(Page and application data records)

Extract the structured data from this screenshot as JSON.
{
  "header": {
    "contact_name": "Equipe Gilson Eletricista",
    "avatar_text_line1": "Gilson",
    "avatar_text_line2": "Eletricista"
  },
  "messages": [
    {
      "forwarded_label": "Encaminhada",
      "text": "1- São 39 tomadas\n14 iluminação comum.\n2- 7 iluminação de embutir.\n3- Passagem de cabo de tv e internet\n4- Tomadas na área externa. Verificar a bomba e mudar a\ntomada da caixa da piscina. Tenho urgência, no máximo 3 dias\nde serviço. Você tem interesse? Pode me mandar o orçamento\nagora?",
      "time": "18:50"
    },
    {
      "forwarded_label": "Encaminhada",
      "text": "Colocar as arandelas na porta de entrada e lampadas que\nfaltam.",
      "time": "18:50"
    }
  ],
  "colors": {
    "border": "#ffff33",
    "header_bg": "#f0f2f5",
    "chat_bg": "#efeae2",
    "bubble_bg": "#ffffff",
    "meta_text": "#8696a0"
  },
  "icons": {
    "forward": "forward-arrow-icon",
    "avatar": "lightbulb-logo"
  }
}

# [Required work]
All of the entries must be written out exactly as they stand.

# [Solution below]
Extract the structured data from this screenshot as JSON.
{
  "header": {
    "contact_name": "Equipe Gilson Eletricista",
    "avatar_text_line1": "Gilson",
    "avatar_text_line2": "Eletricista"
  },
  "messages": [
    {
      "forwarded_label": "Encaminhada",
      "text": "1- São 39 tomadas\n14 iluminação comum.\n2- 7 iluminação de embutir.\n3- Passagem de cabo de tv e internet\n4- Tomadas na área externa. Verificar a bomba e mudar a\ntomada da caixa da piscina. Tenho urgência, no máximo 3 dias\nde serviço. Você tem interesse? Pode me mandar o orçamento\nagora?",
      "time": "18:50"
    },
    {
      "forwarded_label": "Encaminhada",
      "text": "Colocar as arandelas na porta de entrada e lampadas que\nfaltam.",
      "time": "18:50"
    }
  ],
  "colors": {
    "border": "#ffff33",
    "header_bg": "#f0f2f5",
    "chat_bg": "#efeae2",
    "bubble_bg": "#ffffff",
    "meta_text": "#8696a0"
  },
  "icons": {
    "forward": "forward-arrow-icon",
    "avatar": "lightbulb-logo"
  }
}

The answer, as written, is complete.